so I think you'll find your answer there. If you want to be cynical, prostate cancer and colo-rectal cancer each kill more people than Breast Cancer does now with the advances in treatment, or so I've heard. I have not researched this myself so I advance this argument tentatively.
I can't speak for any one but myself, and I don't know what the response of the women here will be, but I think your joke neither funny nor in good taste, considering the subject of Breast Cancer.
Prostate cancer needs a much greater priority because by the time they find it its usually too late, and the incidence of false positives on the blood test is high. Colo-rectal cancer can be caught and often treated with screening colonoscopy. It occurs most frequently in those with polyps, which are easily removed during the colonoscopy. So long as the neck of the polyp is benign and you are screened annually and all polyps removed quickly, it doesn't have to turn into cancer. My father, in the United States, despite having had a history of polyps was not checked until he had a tumor the size of a grapefruit in his lower abdomen. It was successfully removed along with his entire colon. He died before he left hospital possibly because of operative stress (he had a respiratory arrest during recovery after surgery), possibly because he was so depressed that he didn't want to live with a colostomy or ileostomy, whichever it was. He received limited instruction and education in hospital.
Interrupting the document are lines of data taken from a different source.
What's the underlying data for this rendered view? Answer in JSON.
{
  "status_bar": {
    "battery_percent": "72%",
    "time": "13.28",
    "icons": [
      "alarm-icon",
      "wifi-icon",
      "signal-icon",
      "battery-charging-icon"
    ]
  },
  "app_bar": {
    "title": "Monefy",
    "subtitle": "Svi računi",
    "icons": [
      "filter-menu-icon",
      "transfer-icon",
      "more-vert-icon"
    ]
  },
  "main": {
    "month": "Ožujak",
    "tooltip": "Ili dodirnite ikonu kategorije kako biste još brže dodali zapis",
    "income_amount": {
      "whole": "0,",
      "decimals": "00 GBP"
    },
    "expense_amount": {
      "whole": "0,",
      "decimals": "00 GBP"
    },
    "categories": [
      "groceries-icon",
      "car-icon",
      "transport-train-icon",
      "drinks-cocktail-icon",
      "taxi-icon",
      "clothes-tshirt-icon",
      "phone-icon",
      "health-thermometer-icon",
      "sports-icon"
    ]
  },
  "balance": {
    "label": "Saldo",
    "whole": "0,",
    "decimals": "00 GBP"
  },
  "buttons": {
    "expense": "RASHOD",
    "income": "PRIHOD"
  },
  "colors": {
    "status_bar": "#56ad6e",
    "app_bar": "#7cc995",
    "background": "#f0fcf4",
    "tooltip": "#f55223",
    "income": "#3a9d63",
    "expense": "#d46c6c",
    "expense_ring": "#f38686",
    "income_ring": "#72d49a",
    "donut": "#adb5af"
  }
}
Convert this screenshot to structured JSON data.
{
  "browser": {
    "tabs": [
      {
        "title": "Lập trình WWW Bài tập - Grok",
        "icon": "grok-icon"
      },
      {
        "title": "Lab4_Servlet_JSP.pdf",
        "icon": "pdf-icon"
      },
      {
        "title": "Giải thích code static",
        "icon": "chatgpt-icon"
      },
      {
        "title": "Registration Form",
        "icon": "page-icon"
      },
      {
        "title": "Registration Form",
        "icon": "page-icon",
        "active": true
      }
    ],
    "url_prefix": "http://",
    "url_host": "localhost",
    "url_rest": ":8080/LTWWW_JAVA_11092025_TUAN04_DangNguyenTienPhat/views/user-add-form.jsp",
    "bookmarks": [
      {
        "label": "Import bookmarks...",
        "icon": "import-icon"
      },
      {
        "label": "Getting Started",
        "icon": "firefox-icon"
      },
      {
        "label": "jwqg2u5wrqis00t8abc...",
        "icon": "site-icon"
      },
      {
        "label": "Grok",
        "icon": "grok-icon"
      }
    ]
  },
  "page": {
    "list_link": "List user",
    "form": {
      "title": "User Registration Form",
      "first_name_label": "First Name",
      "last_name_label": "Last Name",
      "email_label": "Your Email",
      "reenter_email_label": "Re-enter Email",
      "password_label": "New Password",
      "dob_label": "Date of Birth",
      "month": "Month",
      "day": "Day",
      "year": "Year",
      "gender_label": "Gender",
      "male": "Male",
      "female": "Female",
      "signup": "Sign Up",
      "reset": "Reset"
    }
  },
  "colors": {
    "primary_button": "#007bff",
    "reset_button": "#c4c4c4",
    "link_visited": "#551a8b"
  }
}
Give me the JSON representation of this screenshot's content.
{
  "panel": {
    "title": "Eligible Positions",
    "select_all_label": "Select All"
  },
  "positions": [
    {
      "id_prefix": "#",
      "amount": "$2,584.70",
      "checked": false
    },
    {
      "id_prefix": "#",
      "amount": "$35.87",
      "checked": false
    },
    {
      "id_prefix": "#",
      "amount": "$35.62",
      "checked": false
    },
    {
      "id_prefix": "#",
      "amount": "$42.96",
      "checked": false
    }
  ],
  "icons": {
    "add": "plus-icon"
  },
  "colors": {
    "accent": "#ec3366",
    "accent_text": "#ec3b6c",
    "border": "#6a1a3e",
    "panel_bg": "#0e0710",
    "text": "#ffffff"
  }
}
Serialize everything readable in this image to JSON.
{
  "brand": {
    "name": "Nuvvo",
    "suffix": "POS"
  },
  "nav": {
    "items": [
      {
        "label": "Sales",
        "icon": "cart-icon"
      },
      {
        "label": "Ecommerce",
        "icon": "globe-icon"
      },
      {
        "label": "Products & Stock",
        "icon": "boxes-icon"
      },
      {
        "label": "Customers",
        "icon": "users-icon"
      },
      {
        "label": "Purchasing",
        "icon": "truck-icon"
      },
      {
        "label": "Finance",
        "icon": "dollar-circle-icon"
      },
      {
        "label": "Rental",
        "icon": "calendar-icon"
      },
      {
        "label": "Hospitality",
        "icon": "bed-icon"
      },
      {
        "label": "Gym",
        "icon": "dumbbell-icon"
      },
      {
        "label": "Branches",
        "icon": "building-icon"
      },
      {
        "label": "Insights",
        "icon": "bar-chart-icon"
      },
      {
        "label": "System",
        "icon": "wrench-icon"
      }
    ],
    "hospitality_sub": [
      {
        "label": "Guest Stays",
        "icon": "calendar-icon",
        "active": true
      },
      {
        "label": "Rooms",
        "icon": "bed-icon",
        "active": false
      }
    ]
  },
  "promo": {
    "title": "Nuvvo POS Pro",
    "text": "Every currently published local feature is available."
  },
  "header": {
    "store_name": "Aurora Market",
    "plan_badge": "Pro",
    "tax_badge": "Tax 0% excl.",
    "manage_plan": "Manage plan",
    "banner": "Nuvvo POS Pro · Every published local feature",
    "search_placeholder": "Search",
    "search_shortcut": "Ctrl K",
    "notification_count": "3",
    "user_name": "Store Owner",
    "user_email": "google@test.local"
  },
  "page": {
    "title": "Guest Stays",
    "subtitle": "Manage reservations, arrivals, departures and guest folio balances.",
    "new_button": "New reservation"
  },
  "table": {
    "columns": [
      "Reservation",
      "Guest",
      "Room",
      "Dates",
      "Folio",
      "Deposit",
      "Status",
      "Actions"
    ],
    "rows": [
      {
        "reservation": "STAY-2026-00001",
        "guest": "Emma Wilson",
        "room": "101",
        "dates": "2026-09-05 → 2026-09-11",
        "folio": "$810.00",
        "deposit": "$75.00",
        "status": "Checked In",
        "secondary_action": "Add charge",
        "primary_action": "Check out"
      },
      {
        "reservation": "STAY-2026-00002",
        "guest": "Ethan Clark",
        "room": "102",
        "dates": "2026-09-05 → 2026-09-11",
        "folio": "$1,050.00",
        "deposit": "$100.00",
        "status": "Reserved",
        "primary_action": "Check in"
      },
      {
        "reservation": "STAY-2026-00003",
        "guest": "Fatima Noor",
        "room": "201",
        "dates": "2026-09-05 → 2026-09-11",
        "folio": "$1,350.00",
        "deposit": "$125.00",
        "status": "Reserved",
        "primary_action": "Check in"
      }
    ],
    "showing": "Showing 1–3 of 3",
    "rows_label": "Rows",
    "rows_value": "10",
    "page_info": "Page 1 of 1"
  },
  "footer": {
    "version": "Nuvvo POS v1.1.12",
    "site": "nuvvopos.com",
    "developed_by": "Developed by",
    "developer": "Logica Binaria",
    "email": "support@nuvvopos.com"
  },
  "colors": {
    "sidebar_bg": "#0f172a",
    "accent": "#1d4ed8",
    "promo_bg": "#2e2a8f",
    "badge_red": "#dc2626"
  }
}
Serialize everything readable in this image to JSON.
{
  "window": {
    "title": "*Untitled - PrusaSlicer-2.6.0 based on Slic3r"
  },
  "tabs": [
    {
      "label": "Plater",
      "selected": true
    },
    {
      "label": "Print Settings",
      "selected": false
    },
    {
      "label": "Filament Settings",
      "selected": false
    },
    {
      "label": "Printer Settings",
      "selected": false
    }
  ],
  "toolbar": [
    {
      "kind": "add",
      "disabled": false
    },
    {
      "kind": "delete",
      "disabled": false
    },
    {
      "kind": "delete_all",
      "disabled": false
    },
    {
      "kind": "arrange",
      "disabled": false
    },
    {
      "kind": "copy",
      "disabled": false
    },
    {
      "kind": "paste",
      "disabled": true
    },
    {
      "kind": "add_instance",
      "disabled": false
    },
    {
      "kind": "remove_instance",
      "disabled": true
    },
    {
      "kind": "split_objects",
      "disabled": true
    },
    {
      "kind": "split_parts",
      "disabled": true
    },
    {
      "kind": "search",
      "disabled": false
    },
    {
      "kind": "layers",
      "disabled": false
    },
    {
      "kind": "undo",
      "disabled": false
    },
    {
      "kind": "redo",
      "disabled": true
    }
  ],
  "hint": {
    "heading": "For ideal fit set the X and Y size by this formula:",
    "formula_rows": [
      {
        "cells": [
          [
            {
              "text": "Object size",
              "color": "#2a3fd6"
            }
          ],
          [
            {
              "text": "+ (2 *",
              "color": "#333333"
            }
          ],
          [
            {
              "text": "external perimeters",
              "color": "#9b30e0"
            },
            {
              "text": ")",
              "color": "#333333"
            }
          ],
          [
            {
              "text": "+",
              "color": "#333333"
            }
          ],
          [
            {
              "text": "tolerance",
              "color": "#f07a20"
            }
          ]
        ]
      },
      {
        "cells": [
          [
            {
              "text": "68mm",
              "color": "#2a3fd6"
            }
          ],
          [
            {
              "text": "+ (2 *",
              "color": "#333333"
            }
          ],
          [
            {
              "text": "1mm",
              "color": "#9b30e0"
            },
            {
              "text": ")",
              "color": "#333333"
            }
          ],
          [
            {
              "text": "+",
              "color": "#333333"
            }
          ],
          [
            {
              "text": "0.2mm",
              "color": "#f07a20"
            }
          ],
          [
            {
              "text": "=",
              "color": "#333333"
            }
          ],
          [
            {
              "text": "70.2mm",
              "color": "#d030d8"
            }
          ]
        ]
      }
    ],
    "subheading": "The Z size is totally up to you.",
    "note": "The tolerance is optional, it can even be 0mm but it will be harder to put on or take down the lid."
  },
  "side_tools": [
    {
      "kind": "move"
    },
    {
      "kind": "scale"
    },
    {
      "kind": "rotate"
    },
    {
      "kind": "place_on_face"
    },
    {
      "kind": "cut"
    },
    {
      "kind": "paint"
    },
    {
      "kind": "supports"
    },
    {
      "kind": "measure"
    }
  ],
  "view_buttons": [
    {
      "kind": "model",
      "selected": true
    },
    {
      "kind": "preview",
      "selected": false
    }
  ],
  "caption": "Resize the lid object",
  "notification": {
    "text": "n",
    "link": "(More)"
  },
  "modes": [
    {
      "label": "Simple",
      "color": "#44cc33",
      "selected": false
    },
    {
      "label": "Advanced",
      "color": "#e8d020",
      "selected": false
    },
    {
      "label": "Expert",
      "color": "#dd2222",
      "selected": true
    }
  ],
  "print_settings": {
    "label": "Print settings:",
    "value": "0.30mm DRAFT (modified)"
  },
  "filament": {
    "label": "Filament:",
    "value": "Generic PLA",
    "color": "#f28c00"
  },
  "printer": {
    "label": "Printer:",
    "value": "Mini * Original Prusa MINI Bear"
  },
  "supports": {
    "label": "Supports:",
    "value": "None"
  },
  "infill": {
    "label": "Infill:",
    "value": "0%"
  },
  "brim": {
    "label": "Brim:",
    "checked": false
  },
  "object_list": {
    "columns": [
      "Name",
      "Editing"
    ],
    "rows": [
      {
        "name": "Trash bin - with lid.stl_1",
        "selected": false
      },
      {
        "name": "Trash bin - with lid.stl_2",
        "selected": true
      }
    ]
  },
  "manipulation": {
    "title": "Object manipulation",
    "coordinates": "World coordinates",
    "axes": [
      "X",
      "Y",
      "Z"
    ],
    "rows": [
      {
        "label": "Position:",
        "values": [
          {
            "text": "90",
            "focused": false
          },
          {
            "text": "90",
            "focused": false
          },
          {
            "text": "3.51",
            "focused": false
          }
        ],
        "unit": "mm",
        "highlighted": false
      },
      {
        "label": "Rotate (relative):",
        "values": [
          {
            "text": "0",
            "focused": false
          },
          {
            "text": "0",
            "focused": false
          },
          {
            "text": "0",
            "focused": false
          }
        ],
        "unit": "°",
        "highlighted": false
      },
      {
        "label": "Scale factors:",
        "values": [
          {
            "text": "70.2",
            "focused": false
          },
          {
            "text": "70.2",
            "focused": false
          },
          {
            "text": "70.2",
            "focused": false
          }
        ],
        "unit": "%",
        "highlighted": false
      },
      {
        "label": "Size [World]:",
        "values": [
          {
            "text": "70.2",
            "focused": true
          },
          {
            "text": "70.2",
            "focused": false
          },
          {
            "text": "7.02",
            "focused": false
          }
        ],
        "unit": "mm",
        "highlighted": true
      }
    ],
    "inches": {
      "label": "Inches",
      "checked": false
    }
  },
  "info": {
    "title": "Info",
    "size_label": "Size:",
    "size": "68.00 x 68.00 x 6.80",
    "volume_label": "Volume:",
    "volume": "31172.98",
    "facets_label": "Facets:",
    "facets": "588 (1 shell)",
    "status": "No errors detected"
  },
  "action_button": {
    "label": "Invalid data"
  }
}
In Britain they have Stoma Nurses who see the patients from the day after surgery and then forever, visiting them in their homes to check on how they're coping and to give advice and support. The Home Visitor Stoma Nurse wasn't scheduled to see him until he'd been home for two weeks. He received little support and little education on stoma care and bag attachment and utilization except from my wife and myself, and while he brightened up for the duration of our visit and a couple of days afterwards, he then sank into depression again. Nobody intervened. I'm not happy about his treatment as you may have guessed, though I tried to get the Post Op people more involved.